KOCHI: For a state formerly titled the diabetic capital of the country, a lockdown can mean several things. While the public is cooped up to avoid the spread of a communicable disease, non-communicable diseases are silently brewing in our households. Erratic sleep schedules, binge eating high-calorie foods and lack of exercise can generate an unseen increase in lifestyle diseases, including diabetes, cardiovascular troubles and hypertension.
While memes on weight gain during the lockdown flood the social media, specialists warn people to prioritise their physical and mental health. Chronic diseases are ever so common in Kerala’s populace. As per data with the Centre for Developmental Studies, 52.5 per cent males between the ages of 15 and 60+ suffer from high/low BP as against 56.3 per cent females in the same age bracket.
Similarly, 41.6 per cent males and 38.8 per cent females are diabetic patients above the age of 15. Coupled with cardiovascular diseases, a significant increase in the number of such patients are expected after the lockdown, say experts. “As we have limited resources, I’ve planned an exclusive menu for my patients, comprising a healthy diet. Complex carbohydrates can be eaten with a balanced intake of vitamins and minerals. As per the Indian Council of Medical Research, our calorie intake is based on our physical activity which is classified as a sedentary, modern and heavy worker. Currently, the intake specified is less than our physical requirement,” says Mumtaz Khalid, consultant clinical nutritionist, Rainbow Polyclinic, Padamughal.
Dr Hari Prasad K V, assistant surgeon at the Community Health Centre, says that while indoor physical activity is stressed upon in such circumstances, ASHA workers deliver NCD (non-communicable diseases) drugs to patients who urgently require the same.
Mental anguish, a trigger
According to Dr C J John, chief psychiatrist, Medical Trust Hospital, non-communicable diseases can be caused by emotional distress. “We do anticipate an increase in such problems. A restricted life coupled with uncertainties can hamper mental health. People should acknowledge the same, be prepared and have a mechanism to alleviate distress. It is a proven fact that emotional well-being makes one strong enough to fight the virus,” he says.
What can be done?
James Joseph, founder of Jackfruit365, stresses on the intake of fruits and vegetables. “WHO says the consumption of fruits and vegetables must increase — it is the only defence against the virus and it increases the immunity level. People who depend more on rice and wheat are likely to develop diabetes, as the foods contain starch. It is a co-morbidity for the coronavirus.” he says.
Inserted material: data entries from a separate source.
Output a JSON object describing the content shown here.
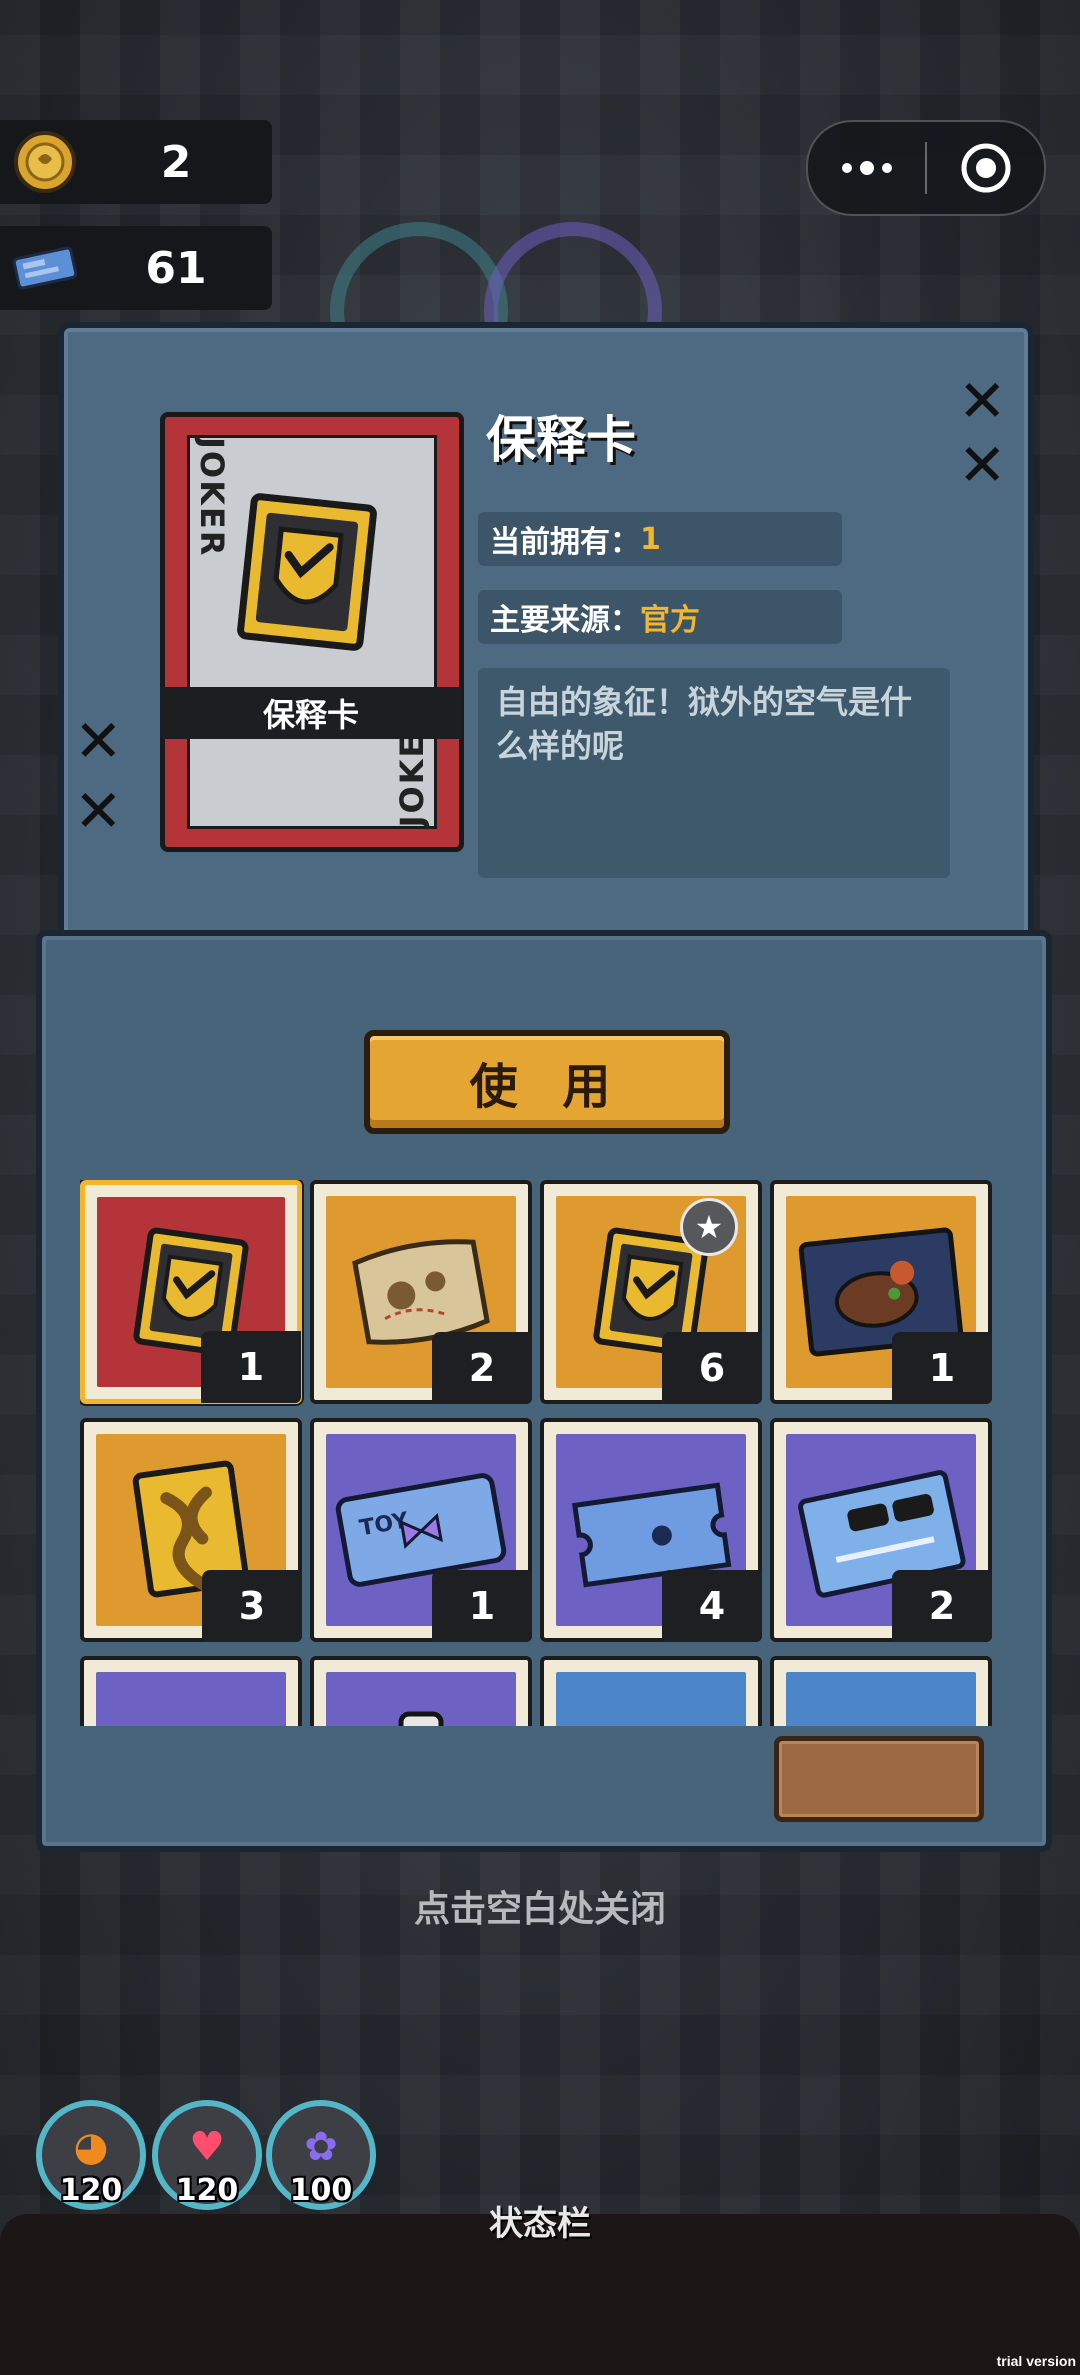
{
  "currencies": {
    "coins": "2",
    "tickets": "61"
  },
  "item": {
    "name": "保释卡",
    "card_name": "保释卡",
    "card_back_text": "JOKER",
    "owned_label": "当前拥有：",
    "owned_value": "1",
    "source_label": "主要来源：",
    "source_value": "官方",
    "description": "自由的象征！狱外的空气是什么样的呢"
  },
  "use_button": "使 用",
  "inventory": [
    {
      "icon": "bail-card-icon",
      "bg": "#b5343a",
      "count": "1",
      "selected": true
    },
    {
      "icon": "treasure-map-icon",
      "bg": "#de9a2e",
      "count": "2"
    },
    {
      "icon": "bail-card-star-icon",
      "bg": "#de9a2e",
      "count": "6",
      "star": true
    },
    {
      "icon": "steak-food-icon",
      "bg": "#de9a2e",
      "count": "1"
    },
    {
      "icon": "ribbon-card-icon",
      "bg": "#de9a2e",
      "count": "3"
    },
    {
      "icon": "toy-ticket-icon",
      "bg": "#6d62c4",
      "count": "1"
    },
    {
      "icon": "puzzle-ticket-icon",
      "bg": "#6d62c4",
      "count": "4"
    },
    {
      "icon": "sunglasses-book-icon",
      "bg": "#6d62c4",
      "count": "2"
    },
    {
      "icon": "red-item-icon",
      "bg": "#6d62c4",
      "count": ""
    },
    {
      "icon": "bottle-item-icon",
      "bg": "#6d62c4",
      "count": ""
    },
    {
      "icon": "gray-item-icon",
      "bg": "#4d85c9",
      "count": ""
    },
    {
      "icon": "red-item-icon",
      "bg": "#4d85c9",
      "count": ""
    }
  ],
  "close_hint": "点击空白处关闭",
  "stats": [
    {
      "icon": "hunger-icon",
      "value": "120",
      "color": "#f08a1f"
    },
    {
      "icon": "heart-icon",
      "value": "120",
      "color": "#ff4d6d"
    },
    {
      "icon": "brain-icon",
      "value": "100",
      "color": "#8a6cf0"
    }
  ],
  "status_bar_label": "状态栏",
  "trial_label": "trial version"
}
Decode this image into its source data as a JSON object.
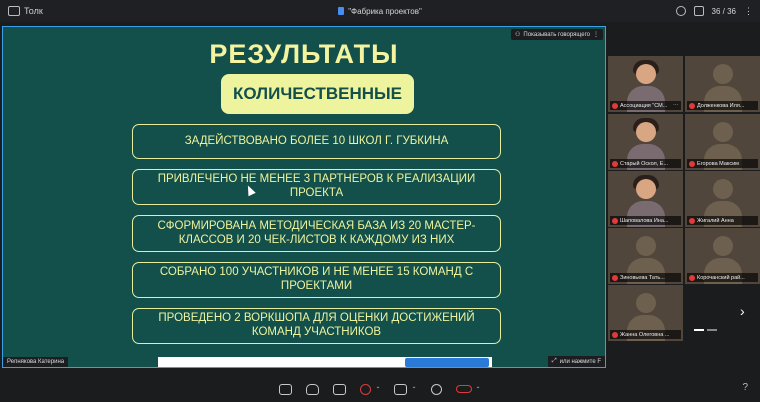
{
  "app": {
    "name": "Толк",
    "meeting_title": "\"Фабрика проектов\"",
    "participants_count": "36 / 36"
  },
  "share": {
    "show_speaker_label": "Показывать говорящего",
    "presenter_name": "Репнякова Катерина",
    "fullscreen_hint": "или нажмите F"
  },
  "slide": {
    "title": "РЕЗУЛЬТАТЫ",
    "subtitle": "КОЛИЧЕСТВЕННЫЕ",
    "items": [
      "ЗАДЕЙСТВОВАНО БОЛЕЕ 10 ШКОЛ Г. ГУБКИНА",
      "ПРИВЛЕЧЕНО НЕ МЕНЕЕ 3 ПАРТНЕРОВ К РЕАЛИЗАЦИИ ПРОЕКТА",
      "СФОРМИРОВАНА МЕТОДИЧЕСКАЯ БАЗА ИЗ 20 МАСТЕР-КЛАССОВ И 20 ЧЕК-ЛИСТОВ К КАЖДОМУ ИЗ НИХ",
      "СОБРАНО 100 УЧАСТНИКОВ И НЕ МЕНЕЕ 15 КОМАНД С ПРОЕКТАМИ",
      "ПРОВЕДЕНО 2 ВОРКШОПА ДЛЯ ОЦЕНКИ ДОСТИЖЕНИЙ КОМАНД УЧАСТНИКОВ"
    ]
  },
  "participants": [
    {
      "name": "Ассоциация \"СМ...",
      "photo": true
    },
    {
      "name": "Долженкова Иля...",
      "photo": false
    },
    {
      "name": "Старый Оскол, Е...",
      "photo": true
    },
    {
      "name": "Егорова Максим",
      "photo": false
    },
    {
      "name": "Шаповалова Ина...",
      "photo": true
    },
    {
      "name": "Жигалий Анна",
      "photo": false
    },
    {
      "name": "Зиновьева Тать...",
      "photo": false
    },
    {
      "name": "Корочанский рай...",
      "photo": false
    },
    {
      "name": "Жанна Олеговна ...",
      "photo": false
    }
  ],
  "colors": {
    "slide_bg": "#134f4b",
    "slide_accent": "#eef39e",
    "active_border": "#3aa0e8",
    "mute_red": "#e23a3a"
  },
  "icons": [
    "window-icon",
    "doc-icon",
    "smile-icon",
    "participants-icon",
    "more-icon",
    "chat-icon",
    "raise-hand-icon",
    "screen-share-icon",
    "mic-muted-icon",
    "camera-icon",
    "record-icon",
    "end-call-icon",
    "help-icon",
    "next-page-icon"
  ],
  "bottombar": {
    "help": "?"
  }
}
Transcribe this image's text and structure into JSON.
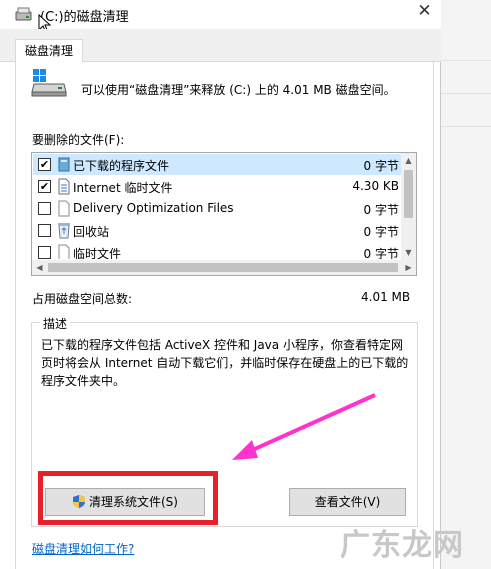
{
  "window": {
    "title": "(C:)的磁盘清理",
    "close_glyph": "✕"
  },
  "tabs": [
    {
      "label": "磁盘清理"
    }
  ],
  "summary": "可以使用“磁盘清理”来释放  (C:) 上的 4.01 MB 磁盘空间。",
  "files_label": "要删除的文件(F):",
  "files": [
    {
      "checked": true,
      "name": "已下载的程序文件",
      "size": "0 字节",
      "icon": "folder-icon",
      "selected": true
    },
    {
      "checked": true,
      "name": "Internet 临时文件",
      "size": "4.30 KB",
      "icon": "document-icon",
      "selected": false
    },
    {
      "checked": false,
      "name": "Delivery Optimization Files",
      "size": "0 字节",
      "icon": "blank-page-icon",
      "selected": false
    },
    {
      "checked": false,
      "name": "回收站",
      "size": "0 字节",
      "icon": "recycle-bin-icon",
      "selected": false
    },
    {
      "checked": false,
      "name": "临时文件",
      "size": "0 字节",
      "icon": "blank-page-icon",
      "selected": false
    }
  ],
  "total_label": "占用磁盘空间总数:",
  "total_value": "4.01 MB",
  "description": {
    "legend": "描述",
    "text": "已下载的程序文件包括 ActiveX 控件和 Java 小程序，你查看特定网页时将会从 Internet 自动下载它们，并临时保存在硬盘上的已下载的程序文件夹中。"
  },
  "buttons": {
    "clean_system": "清理系统文件(S)",
    "view_files": "查看文件(V)"
  },
  "help_link": "磁盘清理如何工作?",
  "watermark": "广东龙网",
  "colors": {
    "highlight_box": "#e8202a",
    "annotation_arrow": "#ff33cc",
    "selection": "#cde8ff",
    "link": "#0066cc"
  }
}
Fret not, for those worried about the supply and shelf-life of vegetables, this is the best time to grow microgreens. “These can be grown at home in smaller spaces and are enormously healthy with nutrients that could boost immunity. At least a 15-minute workout must be completed at home,” says Mumtaz Khalid, clinical nutritionist.
52.5% males between the ages of 15 and 60+ suffer from high/low BP as against 56.3 per cent females in the same age bracket.
ASHA workers deliver non-communicable diseases drugs to patients who urgently require the same.